SE: That is a good question.. and the answer is that we can, but, (in my opinion anyway), not if we partner with the mainstream industry in any way. The situation requires the use of a ‘disruptive strategy’ to go after completely different markets, territories and market segments. To win in this kind of game you have to totally change the basis of competition, and also use what’s called ‘Judo Strategy’, i.e. using your opponents weight against them. This means doing things that the mainstream industry can’t or won’t do. For instance, Apple has over 800M credit cards linked to the iTunes Music Store. Can they or will they fully adopt Bitcoin? No, absolutely not. They are well and truly married to old legacy financial systems, not to mention their dedicated relationships with the major labels.

There are many guiding principles in disruptive theory that serve as guiding stars to chart the path to overturn these old dinosaurs, but the execution must be disciplined and relentless. Also, there’s no telling exactly how long it will take, so services that use strategies like this must be able to run very lean while they work to change the status Quo. This is exactly what we have been doing at Bittunes, and we are very happy that many Artists and Fans around the world seem to instinctively understand that this approach is the only one that makes sense, and have given us a lot of support.

СT: Is there any companies in the music industry interested in Blockchain?

SE: I’m sure there are people in the music industry who are looking at Blockchains and exploring whether to incorporate them in various ways. However, I think in the end this industry will be far more cautious than the Banking industry, because they have too much to lose. However, like I mentioned before, we believe that the best strategy for changing the music industry is to totally ignore it, and basically help Artists go around it, and self publish. This is not 1995 or even 2005. The technical conditions are now very suitable for Artists to take control and take over the distribution of their content themselves. ”


CT: Why using Blockchain is more profitable for the music industry?

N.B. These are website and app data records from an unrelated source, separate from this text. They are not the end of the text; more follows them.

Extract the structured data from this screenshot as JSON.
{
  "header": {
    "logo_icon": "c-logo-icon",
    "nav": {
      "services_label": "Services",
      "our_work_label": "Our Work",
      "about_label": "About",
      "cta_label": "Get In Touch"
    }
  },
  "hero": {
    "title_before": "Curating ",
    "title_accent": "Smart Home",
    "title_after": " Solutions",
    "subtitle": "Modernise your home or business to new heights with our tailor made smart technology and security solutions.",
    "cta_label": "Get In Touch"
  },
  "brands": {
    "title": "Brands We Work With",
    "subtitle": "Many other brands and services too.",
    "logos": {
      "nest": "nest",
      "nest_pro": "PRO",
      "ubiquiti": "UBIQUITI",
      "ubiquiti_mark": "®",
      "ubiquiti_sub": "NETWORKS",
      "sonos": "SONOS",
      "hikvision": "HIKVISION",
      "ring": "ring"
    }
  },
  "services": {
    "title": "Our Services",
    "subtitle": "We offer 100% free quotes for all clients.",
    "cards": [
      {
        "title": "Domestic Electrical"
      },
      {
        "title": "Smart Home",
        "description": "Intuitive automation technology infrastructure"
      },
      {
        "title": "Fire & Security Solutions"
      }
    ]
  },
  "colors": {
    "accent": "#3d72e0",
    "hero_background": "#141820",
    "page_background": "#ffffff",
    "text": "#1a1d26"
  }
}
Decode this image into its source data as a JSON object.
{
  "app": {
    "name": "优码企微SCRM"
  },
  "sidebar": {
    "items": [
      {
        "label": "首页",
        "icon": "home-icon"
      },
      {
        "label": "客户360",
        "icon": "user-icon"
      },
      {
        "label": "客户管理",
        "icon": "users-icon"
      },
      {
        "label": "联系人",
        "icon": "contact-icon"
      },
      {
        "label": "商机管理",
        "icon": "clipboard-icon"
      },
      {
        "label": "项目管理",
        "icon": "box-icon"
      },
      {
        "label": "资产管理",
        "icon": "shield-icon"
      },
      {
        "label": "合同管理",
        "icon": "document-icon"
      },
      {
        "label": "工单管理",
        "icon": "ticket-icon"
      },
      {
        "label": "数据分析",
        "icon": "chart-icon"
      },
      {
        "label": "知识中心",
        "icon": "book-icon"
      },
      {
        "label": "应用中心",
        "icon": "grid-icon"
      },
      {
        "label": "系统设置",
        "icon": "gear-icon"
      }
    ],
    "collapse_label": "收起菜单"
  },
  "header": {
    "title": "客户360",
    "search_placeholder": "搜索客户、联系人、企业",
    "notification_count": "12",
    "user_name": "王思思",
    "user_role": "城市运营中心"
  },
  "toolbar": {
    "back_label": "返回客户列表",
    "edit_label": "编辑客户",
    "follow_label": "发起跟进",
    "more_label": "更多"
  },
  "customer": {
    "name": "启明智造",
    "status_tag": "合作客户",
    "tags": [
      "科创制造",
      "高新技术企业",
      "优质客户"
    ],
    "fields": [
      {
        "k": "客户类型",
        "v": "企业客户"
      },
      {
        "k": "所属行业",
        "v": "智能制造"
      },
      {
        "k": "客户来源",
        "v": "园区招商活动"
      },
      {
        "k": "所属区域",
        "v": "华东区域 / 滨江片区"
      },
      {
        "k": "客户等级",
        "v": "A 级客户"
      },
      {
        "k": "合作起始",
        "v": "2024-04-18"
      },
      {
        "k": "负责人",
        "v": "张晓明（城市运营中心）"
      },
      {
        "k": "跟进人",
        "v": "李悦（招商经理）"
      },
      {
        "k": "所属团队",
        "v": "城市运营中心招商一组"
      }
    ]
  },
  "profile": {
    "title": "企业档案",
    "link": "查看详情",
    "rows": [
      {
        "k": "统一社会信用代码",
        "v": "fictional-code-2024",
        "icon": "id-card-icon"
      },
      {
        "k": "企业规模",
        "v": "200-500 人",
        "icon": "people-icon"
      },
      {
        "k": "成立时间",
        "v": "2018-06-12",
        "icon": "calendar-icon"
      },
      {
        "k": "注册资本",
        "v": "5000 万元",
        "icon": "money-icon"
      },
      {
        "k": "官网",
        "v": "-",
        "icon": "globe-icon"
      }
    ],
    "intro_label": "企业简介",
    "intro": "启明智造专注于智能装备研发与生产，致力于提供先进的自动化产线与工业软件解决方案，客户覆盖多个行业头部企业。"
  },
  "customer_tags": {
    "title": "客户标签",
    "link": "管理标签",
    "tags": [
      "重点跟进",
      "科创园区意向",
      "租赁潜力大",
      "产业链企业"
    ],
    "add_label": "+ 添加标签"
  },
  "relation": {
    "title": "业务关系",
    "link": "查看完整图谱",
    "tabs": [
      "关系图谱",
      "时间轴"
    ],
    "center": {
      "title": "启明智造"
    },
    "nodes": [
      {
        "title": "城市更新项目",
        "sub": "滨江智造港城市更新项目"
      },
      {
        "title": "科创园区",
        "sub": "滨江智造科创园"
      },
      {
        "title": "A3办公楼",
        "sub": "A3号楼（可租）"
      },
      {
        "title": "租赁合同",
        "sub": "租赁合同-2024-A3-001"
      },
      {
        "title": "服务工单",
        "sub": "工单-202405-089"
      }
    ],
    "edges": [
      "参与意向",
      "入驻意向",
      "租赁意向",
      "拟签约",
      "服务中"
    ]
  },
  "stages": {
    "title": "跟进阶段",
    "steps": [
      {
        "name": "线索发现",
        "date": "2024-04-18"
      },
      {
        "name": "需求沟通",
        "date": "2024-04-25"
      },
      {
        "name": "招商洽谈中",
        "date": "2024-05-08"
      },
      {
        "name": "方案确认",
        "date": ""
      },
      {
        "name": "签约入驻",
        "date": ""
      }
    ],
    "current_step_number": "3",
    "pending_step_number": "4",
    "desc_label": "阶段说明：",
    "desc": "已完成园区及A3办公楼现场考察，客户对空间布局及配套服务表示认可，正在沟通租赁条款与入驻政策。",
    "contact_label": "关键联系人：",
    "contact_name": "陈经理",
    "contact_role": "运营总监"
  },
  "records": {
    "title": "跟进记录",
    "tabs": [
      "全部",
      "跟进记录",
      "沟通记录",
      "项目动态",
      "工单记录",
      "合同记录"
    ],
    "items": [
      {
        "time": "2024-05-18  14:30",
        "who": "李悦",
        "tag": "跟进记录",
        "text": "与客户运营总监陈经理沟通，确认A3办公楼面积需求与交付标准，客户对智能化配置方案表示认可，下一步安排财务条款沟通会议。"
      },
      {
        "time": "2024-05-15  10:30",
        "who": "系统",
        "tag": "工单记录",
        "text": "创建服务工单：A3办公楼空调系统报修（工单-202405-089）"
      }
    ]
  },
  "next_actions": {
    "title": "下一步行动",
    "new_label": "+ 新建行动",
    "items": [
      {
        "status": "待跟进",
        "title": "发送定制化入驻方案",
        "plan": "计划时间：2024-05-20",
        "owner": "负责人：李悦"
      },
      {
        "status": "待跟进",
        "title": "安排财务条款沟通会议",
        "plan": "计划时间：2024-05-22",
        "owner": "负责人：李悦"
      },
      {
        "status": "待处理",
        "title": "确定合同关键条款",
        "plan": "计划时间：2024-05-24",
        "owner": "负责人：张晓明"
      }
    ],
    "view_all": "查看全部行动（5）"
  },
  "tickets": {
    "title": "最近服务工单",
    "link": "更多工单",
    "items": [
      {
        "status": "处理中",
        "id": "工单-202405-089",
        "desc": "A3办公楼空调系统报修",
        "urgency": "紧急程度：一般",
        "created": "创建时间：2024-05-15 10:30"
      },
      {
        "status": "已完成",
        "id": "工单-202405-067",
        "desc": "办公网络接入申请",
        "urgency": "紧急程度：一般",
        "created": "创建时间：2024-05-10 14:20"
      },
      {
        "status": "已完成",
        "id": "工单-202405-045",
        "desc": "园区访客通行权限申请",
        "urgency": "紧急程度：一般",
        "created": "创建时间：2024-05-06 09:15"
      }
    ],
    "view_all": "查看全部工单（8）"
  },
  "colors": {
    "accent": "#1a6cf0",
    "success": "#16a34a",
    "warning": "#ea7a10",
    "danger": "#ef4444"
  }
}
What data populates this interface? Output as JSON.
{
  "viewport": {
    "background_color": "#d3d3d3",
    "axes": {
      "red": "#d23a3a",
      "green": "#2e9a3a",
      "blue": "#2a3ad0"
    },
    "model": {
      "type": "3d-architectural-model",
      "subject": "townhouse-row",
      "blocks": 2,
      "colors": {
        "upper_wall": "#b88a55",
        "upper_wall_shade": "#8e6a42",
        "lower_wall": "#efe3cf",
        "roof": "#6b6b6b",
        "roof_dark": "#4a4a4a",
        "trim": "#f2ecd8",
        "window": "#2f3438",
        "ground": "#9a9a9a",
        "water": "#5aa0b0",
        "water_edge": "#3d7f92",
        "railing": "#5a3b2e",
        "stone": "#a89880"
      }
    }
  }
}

SE: Blockchain technology offers enormous potential for music. So, let me be clear about that. I am not saying that Music doesn’t need Blockchain tech, what I am saying is that the 'old music industry', the one that almost completely killed off the best distribution technology on the planet, 'P2P File Sharing’ and has invested heavily in very destructive services like Spotify. That 'old music industry’ has very little to gain by seeing the deep integration of Blockchain technology. Quite obviously they have a great deal  to lose. So bring it on! 

The sector that has the most to gain are the Artists. The 'supply side' of the equation. Services like Spotify cater to the 'demand side’, they have made music almost completely valueless, by effectively lowering the price to zero. This has caused enormous problems for Artists everywhere. 

Simple rights and transactions on a Blockchain will be a fantastic innovation for Artists and for Music Fans, if it is done correctly. But this would be all about moving the billions of dollars that are made on top of the Music Industry pyramid down to the network, and that is the stuff of heart attacks for companies like Warner, Sony BMG, etc. 

But as I said… Bring it on!